Recycling is used to describe a series of activities that includes collecting recyclable materials that would otherwise be considered waste, sorting and processing recyclables into raw materials and manufacturing the raw materials into either making the same product(closed loop) or new products(open loop). An example of open-loop recycling is using plastic bottles to make pipes. Artists use these processes all the time. Some come up with an idea and create work using a certain style/media and repeat this for a long time to please his/her commercial gallery/collectors(this is closed loop recycling).While others may gather old ideas, twist and turn them, throw them up in the air and some new concept pops up(open loop recycling).

Monday, May 01, 2006

Michael Piazza (1955-2006)

Fellow artist and friend Michael Piazza died this past weekend. Michael had apparently been experiencing some health problems recently, but as someone without health insurance, he put off doing anything too expensive about it. A long-time heavy smoker, he had been experiencing pains in his chest. Over the weekend, he apparently began feeling bad, but resisted attempts to take him to the emergency room. His wife Laura found him dead on Sunday morning. He was 50 years old.

Immigrant March May 1, 2006

more images here:

Nationwide, a call for immigrant rights

By Michael Martinez
Tribune staff reporter
Published May 1, 2006, 2:51 PM CDT

LOS ANGELES -- From Chicago to Los Angeles, New York to New Orleans, and Miami to Denver, hundreds of thousands of predominantly Hispanic immigrants walked off their jobs, skipped school and demonstrated with friends and family members in a nationwide show of solidarity for immigration reform today.

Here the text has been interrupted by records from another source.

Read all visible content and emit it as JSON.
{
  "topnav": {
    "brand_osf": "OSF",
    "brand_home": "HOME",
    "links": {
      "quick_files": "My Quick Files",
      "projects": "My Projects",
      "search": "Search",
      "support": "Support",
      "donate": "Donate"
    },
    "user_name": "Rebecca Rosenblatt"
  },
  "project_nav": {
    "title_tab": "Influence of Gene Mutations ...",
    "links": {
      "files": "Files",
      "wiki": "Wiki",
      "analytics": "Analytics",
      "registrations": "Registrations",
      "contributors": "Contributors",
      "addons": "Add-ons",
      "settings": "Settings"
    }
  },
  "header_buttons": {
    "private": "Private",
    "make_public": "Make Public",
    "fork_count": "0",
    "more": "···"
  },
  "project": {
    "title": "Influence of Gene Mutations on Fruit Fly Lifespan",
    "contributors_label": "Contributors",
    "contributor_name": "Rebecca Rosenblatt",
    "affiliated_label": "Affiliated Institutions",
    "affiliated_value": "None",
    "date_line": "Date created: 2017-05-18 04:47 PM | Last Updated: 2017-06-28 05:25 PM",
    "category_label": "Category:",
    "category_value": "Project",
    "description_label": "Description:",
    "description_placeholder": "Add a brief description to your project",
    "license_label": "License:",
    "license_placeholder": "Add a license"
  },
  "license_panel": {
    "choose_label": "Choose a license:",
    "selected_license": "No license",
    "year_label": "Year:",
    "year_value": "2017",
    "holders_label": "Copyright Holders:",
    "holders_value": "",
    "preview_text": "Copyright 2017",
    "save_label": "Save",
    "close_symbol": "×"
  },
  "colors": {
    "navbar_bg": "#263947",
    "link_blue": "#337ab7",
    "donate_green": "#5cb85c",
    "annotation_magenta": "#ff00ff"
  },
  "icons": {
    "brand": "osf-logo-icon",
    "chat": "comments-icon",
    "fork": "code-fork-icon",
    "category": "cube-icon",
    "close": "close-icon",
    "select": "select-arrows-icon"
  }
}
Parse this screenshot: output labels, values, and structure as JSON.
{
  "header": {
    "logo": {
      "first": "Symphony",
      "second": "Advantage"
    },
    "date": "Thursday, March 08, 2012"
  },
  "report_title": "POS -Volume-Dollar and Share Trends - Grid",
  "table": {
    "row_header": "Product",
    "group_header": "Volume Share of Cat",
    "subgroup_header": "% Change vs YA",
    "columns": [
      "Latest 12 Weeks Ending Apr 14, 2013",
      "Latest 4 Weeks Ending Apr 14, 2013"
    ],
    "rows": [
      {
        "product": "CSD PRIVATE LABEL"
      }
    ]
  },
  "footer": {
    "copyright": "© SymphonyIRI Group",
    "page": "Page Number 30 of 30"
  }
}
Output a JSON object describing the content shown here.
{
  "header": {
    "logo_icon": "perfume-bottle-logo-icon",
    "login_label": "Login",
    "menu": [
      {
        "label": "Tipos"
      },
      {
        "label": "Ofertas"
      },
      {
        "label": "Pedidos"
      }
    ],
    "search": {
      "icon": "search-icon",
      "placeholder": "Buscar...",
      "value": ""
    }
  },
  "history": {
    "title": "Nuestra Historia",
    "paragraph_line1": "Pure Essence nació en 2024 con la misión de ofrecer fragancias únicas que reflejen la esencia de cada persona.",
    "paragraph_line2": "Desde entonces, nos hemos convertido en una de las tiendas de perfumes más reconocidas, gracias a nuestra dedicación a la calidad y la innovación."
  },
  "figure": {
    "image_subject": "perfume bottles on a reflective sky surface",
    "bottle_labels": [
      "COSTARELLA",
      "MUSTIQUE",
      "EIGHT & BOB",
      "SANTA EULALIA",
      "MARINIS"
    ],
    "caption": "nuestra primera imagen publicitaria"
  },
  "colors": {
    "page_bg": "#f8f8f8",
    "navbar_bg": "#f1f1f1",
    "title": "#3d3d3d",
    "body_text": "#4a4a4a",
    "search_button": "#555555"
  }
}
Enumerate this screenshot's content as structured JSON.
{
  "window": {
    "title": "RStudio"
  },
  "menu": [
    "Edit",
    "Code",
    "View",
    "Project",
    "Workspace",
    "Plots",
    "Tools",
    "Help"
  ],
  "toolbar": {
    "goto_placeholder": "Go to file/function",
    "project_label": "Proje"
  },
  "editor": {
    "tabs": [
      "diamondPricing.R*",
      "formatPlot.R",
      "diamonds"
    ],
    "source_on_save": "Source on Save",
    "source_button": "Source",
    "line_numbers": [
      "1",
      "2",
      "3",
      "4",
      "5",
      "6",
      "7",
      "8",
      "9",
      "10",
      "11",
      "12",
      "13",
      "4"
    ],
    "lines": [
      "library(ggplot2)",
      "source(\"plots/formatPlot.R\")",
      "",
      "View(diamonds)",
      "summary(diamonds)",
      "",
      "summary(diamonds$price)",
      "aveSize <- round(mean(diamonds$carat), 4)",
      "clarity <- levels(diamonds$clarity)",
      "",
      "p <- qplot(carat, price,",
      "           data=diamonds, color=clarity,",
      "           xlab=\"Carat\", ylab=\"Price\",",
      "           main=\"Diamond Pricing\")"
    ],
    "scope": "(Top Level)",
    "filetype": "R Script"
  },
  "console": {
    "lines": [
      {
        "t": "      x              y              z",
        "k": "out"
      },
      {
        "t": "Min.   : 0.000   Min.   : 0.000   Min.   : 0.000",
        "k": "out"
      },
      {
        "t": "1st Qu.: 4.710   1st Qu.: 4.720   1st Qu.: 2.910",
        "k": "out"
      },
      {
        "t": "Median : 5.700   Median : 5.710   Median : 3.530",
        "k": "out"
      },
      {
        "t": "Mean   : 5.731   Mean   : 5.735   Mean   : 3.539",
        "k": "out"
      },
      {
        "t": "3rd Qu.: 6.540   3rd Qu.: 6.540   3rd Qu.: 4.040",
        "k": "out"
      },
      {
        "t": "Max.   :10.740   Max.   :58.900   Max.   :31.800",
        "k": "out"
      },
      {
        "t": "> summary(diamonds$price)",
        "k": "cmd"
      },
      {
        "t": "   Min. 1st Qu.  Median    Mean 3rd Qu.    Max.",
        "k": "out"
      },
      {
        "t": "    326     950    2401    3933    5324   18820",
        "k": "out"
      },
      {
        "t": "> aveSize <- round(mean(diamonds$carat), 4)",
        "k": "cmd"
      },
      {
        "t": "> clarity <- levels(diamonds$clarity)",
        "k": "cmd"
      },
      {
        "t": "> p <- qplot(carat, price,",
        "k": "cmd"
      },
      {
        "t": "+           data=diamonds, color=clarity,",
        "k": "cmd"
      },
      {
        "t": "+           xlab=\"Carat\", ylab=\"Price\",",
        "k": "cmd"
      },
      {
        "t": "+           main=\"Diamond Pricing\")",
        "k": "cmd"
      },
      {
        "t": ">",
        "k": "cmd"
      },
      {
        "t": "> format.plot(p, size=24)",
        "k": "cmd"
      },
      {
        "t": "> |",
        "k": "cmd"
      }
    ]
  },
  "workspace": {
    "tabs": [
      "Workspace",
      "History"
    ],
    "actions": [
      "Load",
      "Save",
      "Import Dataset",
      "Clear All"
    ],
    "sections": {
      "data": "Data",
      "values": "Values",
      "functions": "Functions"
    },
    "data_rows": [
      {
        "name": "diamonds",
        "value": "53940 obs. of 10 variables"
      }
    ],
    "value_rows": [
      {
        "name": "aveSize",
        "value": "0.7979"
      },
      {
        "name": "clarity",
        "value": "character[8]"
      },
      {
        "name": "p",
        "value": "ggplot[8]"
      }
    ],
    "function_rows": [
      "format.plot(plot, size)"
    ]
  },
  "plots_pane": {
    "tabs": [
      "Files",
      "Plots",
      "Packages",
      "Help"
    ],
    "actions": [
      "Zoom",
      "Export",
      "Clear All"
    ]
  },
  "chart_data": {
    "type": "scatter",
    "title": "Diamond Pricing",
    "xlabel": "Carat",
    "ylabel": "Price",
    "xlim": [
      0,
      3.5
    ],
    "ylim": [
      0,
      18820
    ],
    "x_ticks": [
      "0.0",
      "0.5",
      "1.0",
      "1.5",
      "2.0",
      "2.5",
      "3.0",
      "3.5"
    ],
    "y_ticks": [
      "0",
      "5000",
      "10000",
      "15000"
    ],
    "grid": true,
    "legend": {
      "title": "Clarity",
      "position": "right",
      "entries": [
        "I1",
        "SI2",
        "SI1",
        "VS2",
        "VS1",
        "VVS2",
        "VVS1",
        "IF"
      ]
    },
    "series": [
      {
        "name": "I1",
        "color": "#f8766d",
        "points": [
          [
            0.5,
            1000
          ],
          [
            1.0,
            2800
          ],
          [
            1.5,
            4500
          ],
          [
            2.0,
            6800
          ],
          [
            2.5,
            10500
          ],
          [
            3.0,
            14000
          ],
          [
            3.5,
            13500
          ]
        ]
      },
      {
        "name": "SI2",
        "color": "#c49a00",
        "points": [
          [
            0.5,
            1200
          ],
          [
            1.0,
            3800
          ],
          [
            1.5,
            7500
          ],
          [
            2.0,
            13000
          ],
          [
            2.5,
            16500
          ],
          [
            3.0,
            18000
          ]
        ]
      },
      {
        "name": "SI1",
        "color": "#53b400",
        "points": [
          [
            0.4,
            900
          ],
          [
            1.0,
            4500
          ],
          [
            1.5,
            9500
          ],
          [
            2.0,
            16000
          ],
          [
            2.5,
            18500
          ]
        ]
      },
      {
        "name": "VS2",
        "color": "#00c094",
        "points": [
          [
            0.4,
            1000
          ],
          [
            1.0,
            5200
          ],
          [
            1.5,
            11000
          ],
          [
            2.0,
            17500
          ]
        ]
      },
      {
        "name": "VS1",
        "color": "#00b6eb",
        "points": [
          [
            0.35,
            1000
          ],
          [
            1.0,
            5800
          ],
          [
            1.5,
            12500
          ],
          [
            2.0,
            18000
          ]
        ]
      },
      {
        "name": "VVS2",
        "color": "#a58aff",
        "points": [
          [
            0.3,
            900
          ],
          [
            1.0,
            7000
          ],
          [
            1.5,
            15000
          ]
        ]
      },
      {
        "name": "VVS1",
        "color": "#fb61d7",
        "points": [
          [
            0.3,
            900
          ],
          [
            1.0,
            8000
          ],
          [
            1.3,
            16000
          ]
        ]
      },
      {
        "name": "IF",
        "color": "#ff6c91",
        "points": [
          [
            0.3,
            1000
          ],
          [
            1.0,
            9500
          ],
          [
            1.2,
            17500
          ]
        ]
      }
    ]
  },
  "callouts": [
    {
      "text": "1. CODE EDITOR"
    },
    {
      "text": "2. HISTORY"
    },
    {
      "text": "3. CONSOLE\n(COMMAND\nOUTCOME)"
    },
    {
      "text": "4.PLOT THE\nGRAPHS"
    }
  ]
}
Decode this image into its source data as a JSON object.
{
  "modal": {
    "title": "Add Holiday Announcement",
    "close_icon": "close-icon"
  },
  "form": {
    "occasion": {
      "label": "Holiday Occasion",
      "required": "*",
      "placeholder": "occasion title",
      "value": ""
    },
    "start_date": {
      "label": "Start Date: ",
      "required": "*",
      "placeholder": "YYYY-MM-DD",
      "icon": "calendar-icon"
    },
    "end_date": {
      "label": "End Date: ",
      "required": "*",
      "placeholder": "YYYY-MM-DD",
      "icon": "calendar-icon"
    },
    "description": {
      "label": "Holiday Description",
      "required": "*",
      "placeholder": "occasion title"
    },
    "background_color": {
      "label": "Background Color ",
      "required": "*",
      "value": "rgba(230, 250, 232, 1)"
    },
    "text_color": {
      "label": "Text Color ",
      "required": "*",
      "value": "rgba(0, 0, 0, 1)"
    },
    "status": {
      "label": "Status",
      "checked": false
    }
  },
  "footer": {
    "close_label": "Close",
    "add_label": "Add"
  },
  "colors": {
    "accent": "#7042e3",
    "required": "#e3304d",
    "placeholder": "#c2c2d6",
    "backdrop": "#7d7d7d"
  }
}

The so-called "Day Without Immigrants" was intended as a nationwide boycott to demonstrate the importance of immigrants, including undocumented immigrants, to the nation's workforce and its economy. It sparked divisions among Americans, debate on talk radio and even a split among the organizations sponsoring it, many of whom were divided over whether it might cause a backlash against immigrants across the country.

An estimated 300,000 people had gathered by early afternoon in Chicago and hundreds of thousands more were expected later at rallies in New York City and Los Angeles. Smaller rallies were planned in 50 other cities, even in such far-flung places as Connecticut and South Dakota.

"We are the backbone of what America is, legal or illegal, it doesn't matter,'' said Melanie Lugo, who was among thousands attending a rally in Denver with her husband and their 3rd-grade daughter. "We butter each other's bread. They need us as much as we need them.''

Authorities were beefing up patrols, many businesses voluntarily closed, and hundreds of protestors began gathering hours early this morning in downtown Los Angeles for what organizers hope will be the nation's largest demonstration against anti-immigrant legislation. A similar rally drew 500,000 in March, the largest turnout of any city that month.

In fact, demonstrators will be holding two marches in Los Angeles today, the other beginning in the afternoon in the heavily Latino neighborhood of MacArthur Park. To be led by several local officials including Cardinal Roger Mahony, those demonstrators will walk down L.A.'s grandest course, Wilshire Boulevard.

In addition to many undocumented immigrants who expected to boycott their jobs to go to demonstrations across the nation, many high school students in Los Angeles also didn't show up to their classrooms, despite officials' threats of citing and punishing them for truancy.

Throughout the United States, the day is meant to be a moment of walkouts, boycotts and political expression. The daylong events have been called by some "A Day Without Immigrants," inspired partly by the film "A Day Without A Mexican." The rallies aim to put pressure on Congress as the Senate and House struggle to pass immigration legislation this year.